On The Surface: 3 Ways Your Skin Can Tell You Something Is Wrong
Human skin is the largest organ of the body, providing a protective covering over bodily surfaces. It plays a major role in revealing both internal and external health issues. Here are three important conditions that can be identified through symptoms that appear on the skin.
Although most people experience a certain degree of spider veins on their face as they get older, some have more than others. Razor-thin stripes over the cheeks or in other facial areas may simply indicate that the person has delicate skin. However, some spider veins that become more pronounced can be signs of rosacea, a skin condition that turns facial areas red with certain triggers, like caffeine or heat. Rosacea can be treated, although not necessarily cured, using antibiotic creams or other medications. Spider veins may also signal someone who heavily drinks alcohol. A doctor examining a patient who finds spider veins may ask about these and other conditions the patient may have.
Most skin begins to exhibit dark spots, sometimes called liver spots or age spots, as they get older, particularly if they have spent considerable time in the sun. However, some spots that appear in unusual configurations or that look unusual may indicate a condition like psoriasis or perhaps a skin allergy. A skilled dermatologist can examine and diagnose the spots to make an accurate diagnosis and prescribe treatment.
A majority of the population will develop skin moles at some point in their life. Most moles are benign, meaning they cause no harm and are unlikely to turn cancerous. However, skin cancer rates are rising, and early diagnosis is important for getting effective treatment. Some skin cancers, like squamous cell cancer, is not always serious because it doesn’t necessarily threaten body organs, especially if treated promptly. Melanoma, however, is more serious and can become fatal if not properly evaluated and treated. A dermatologist from Advanced Dermatology & Skin Cancer Specialists can examine a mole to see if it is cancerous, checking criteria like its size, color, and shape. Large, discolored, uneven moles tend to be more suspicious than others, although even seemingly innocent tan or brown moles can be deadly. Annual checkups can help to find cancerous moles early.

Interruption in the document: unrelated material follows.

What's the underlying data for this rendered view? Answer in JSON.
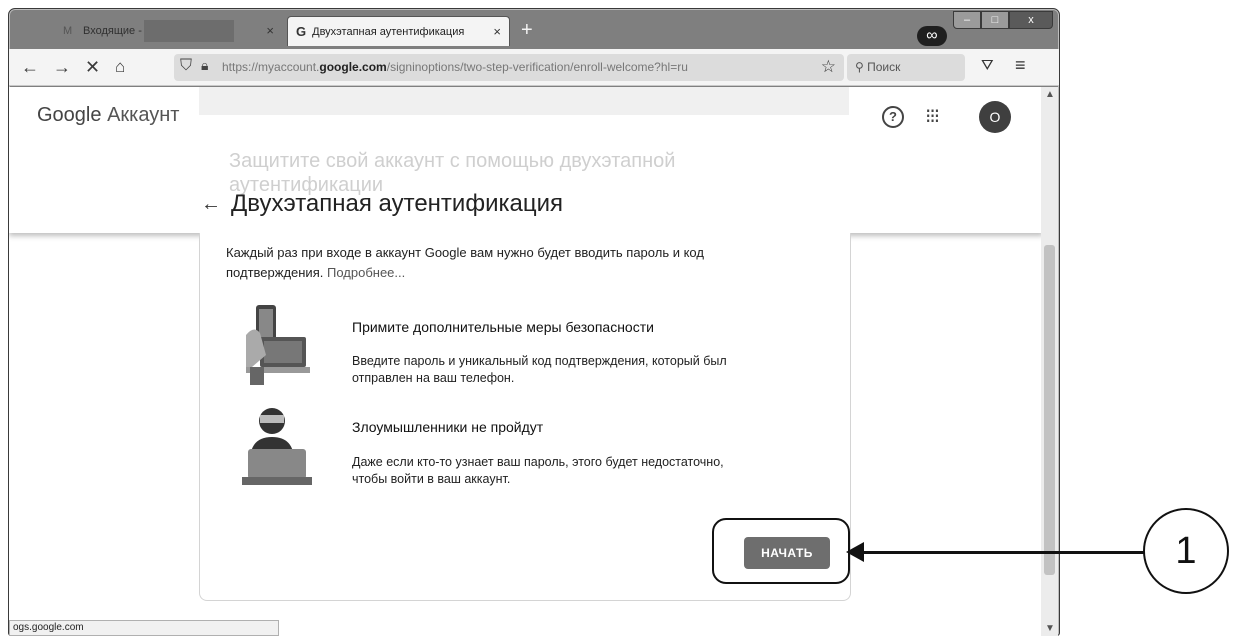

These and other conditions can be symptoms of a health issue. For example, while dry skin is common, especially during winter months, excessively dry skin may be a symptom of thyroid disease. See a dermatologist for regular checkups and for suspicious skin changes.